How To Persevere When You Don’t Want To


In the apostle Peter’s second letter to the early Christians, he lists five qualities that we should try to evidence in our lives: he urges us to add to our “faith virtue, to virtue knowledge, to knowledge self-control, to self-control perseverance” (2 Peter 1:5, 6 NKJV).

Perseverance—that’s a word we don’t use often. The Merriam-Webster Dictionary says that perseverance is the quality that allows someone to continue trying to do something even though it is difficult.[1] No wonder we don’t talk much about perseverance, because, let’s face it, we aren’t automatically drawn to do jobs that are difficult. But my favorite definition of perseverance is one given by Pastor David Jeremiah: he says perseverance is continuing to do what you don’t want to do.[2]

We’re usually full of enthusiasm when we start a project—perhaps some kind of handicraft that we want to give to a friend. Or possibly you started a small group Bible study that has gotten bogged down. Or maybe you began writing a letter of appreciation for a kindness someone did for you but you never quite finished it.

One time I started writing a book, but in a few weeks I lost interest. At that exact time, a verse in the Bible came to my attention; in fact, it nearly nearly jumped off the page as I read it. The verse says, “Now finish the work, so that your eager willingness to do it may be matched by your completion of it” (2 Corinthians 8:11 NIV). Okay, Lord, I get the point.

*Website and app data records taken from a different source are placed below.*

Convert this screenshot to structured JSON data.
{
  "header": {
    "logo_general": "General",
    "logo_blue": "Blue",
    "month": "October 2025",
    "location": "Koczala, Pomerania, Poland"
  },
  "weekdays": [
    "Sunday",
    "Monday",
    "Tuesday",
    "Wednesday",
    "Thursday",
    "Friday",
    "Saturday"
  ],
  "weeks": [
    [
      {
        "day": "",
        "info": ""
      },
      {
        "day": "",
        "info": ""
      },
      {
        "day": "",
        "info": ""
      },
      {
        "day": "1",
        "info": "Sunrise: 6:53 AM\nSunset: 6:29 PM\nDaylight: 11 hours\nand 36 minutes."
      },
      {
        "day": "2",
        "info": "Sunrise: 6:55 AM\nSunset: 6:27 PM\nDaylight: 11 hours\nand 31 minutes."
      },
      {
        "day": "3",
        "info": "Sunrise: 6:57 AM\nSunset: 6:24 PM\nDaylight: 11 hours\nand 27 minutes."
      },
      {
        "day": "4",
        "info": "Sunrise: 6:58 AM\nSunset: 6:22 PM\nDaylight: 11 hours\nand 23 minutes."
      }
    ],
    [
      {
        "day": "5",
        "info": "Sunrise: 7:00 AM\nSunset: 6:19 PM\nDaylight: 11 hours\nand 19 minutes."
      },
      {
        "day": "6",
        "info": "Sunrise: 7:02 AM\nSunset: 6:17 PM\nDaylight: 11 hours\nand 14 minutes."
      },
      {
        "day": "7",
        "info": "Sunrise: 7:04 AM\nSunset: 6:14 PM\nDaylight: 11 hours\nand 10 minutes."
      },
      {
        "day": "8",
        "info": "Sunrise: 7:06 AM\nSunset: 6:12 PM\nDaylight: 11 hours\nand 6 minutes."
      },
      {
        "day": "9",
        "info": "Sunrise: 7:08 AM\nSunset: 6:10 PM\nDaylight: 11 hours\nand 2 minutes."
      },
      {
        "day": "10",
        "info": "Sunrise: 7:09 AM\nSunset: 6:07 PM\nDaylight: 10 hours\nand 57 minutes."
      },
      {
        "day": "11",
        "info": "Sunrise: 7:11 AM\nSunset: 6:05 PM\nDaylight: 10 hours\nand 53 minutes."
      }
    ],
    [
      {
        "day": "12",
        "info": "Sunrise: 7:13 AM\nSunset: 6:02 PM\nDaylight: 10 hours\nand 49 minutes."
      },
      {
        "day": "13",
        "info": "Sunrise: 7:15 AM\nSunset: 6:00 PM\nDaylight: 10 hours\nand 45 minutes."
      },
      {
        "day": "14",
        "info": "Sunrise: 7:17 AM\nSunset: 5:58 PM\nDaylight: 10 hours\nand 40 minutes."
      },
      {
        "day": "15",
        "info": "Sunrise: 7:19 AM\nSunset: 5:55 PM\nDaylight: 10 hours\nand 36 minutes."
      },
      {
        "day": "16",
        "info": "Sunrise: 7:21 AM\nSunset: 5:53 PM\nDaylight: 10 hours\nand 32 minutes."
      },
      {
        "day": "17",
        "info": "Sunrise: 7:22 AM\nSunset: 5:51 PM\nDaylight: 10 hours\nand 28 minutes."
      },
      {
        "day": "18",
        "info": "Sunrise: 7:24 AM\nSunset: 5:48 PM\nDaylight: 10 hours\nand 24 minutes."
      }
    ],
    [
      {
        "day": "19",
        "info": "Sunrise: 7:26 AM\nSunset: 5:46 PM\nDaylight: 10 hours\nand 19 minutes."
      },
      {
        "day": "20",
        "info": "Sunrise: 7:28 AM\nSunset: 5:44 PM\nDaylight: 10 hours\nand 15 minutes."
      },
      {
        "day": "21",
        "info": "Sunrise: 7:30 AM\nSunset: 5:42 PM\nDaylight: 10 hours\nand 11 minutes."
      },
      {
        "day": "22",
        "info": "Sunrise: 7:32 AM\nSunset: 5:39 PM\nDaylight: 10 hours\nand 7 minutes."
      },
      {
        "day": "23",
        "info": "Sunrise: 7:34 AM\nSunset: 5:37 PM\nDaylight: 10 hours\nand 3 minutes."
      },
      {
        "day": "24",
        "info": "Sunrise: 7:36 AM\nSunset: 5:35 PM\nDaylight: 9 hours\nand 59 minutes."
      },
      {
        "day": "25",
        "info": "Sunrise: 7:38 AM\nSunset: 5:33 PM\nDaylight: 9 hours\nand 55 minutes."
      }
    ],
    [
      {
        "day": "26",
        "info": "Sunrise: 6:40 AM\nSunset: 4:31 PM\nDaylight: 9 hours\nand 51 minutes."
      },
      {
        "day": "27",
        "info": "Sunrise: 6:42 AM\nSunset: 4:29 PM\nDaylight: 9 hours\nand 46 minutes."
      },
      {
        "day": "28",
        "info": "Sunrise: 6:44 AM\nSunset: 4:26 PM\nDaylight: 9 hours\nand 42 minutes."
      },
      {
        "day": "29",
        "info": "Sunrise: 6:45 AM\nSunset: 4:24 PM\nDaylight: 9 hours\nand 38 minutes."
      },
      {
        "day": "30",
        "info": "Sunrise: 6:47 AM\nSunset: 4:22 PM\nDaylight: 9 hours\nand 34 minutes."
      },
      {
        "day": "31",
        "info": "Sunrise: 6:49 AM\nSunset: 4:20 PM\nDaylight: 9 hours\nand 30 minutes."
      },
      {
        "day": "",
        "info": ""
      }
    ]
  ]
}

Synonyms for perseverance include tenacity, determination, stick-to-itiveness, backbone and grit. Whatever you call it, let’s ask God to help us persevere—to finish what we start—for His glory.


[1] “Perseverance.” Dictionary, Merriam-Webster, Accessed June 12,2021.

[2] David Jeremiah, “Turning Point” television program aired September 15, 2019.